The maintenance and conservation of the  building is paramount as it is a scheduled ancient monument. Therefore when work needs doing we have to shut areas which may impact on the public. To combat this we have found ways to make it part of the visitor experience through explanation and interpretation of what we’re doing, how and why. This has had an impact on repeat visits as people very often return to see what we’ve done and what the next phase is. There is also the competition for the tourist £ which is ever increasing with more and more attractions opening up. Looking at ways to increase our profits is also a challenge. Health and Safety presents a challenge as we aim to keep as much of the monument open to the public as possible – to do this we have to assess issues such as warning signage and look at ways of making visitors aware of potential issues.

Do you have interpreters and reenactments at your site and what is involved in running some of these programs?

We occasionally use re-enactors. This is never an issue to run as we use companies/groups who are used to working in an environment such as this and have researched fully. They are also responsible for their own risk assessments etc. The main impact is that it can draw larger visitor numbers in a small period of time so staffing has to be in place to deal with this. I have done costumed interpretation training and this is something we aim to increase over the coming year.

Does your site have exhibits or host special exhibits on occasion?

Due to the nature of the building it is difficult to house special exhibits for the following reasons: it is difficult to secure the site so any exhibits are vulnerable overnight when the site isn’t staffed. Also the covered areas of the building are damp so this impacts some kinds of special exhibits. The site however has interpretation through the building in various formats. In the past we have had exhibitions of local sculptors work throughout the building and this adds another dimension to the site and attracts visitors who may not usually visit – or encourages a repeat visit.

If you get hired by a film company, how do you manage the site and what gets changed around? Because it is heritage, things must be maintained and safe, how do the film companies work around it?

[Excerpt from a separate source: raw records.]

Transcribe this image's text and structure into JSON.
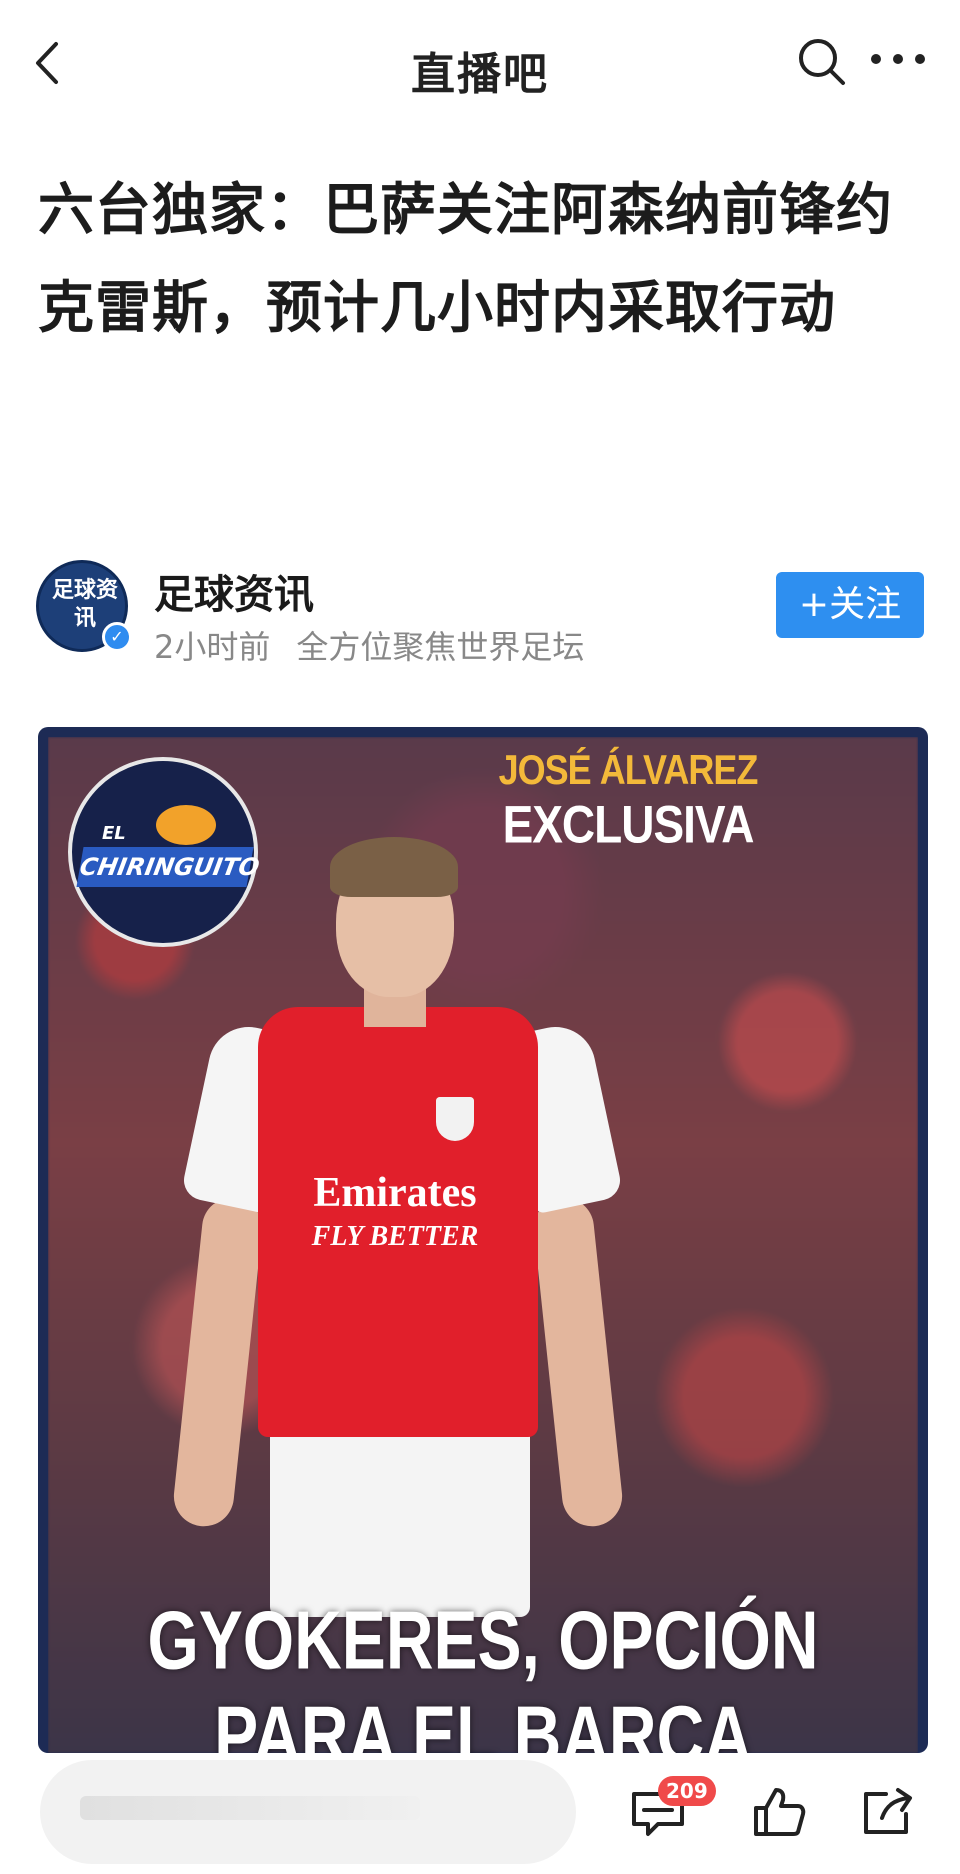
{
  "nav": {
    "title": "直播吧"
  },
  "article": {
    "headline": "六台独家：巴萨关注阿森纳前锋约克雷斯，预计几小时内采取行动"
  },
  "author": {
    "avatar_text": "足球资讯",
    "name": "足球资讯",
    "time": "2小时前",
    "tagline": "全方位聚焦世界足坛",
    "follow_label": "+关注"
  },
  "photo": {
    "logo_el": "EL",
    "logo_name": "CHIRINGUITO",
    "exclusive_name": "JOSÉ ÁLVAREZ",
    "exclusive_word": "EXCLUSIVA",
    "sponsor_line1": "Emirates",
    "sponsor_line2": "FLY BETTER",
    "caption_line1": "GYOKERES, OPCIÓN",
    "caption_line2": "PARA EL BARÇA"
  },
  "bottom": {
    "comment_count": "209"
  },
  "colors": {
    "accent": "#2e8ff0",
    "badge": "#f04a4a",
    "jersey": "#e11f2b"
  },
  "icons": [
    "back-icon",
    "search-icon",
    "more-icon",
    "comment-icon",
    "like-icon",
    "share-icon",
    "verified-icon"
  ]
}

On occasion it is necessary to close the site or close areas of it. However, we do try to stay open – it is good publicity for both us and the film company. We will always look to work with the company so that we have a complete plan in place long before filming takes place. It is up to the companies to put their risk assessments in place taking into account the nature of the building.

Do you have any funny behind the scenes stories?

There is nothing more unpredictable than working in tourism and most days see something unusual! We deal with people from all over the world (the most unusual visitor I’ve had here was a Sherpa from Nepal), we deal with an historic building and we deal with wildlife which uses the building as it’s habitat – badgers stuck down holes, bees nests, bats! We also deal with people who can ask very strange questions – my personal favourite was a visitor who arrived and asked me why we’d moved the building as they were convinced that the last time they visited the site it was on an island! I tried various sites that I thought they had maybe got it confused with but they were not to be persuaded – they were right and I was wrong!

In 1995 Queen Elizabeth visited the site which obviously necessitated a high level of security with security personnel on site throughout the night before the visit. I arrived on site very early to find a sniffer dog handler sitting on a wall alone – his dog had disappeared to go chasing rabbits! Something funny happens nearly every day!!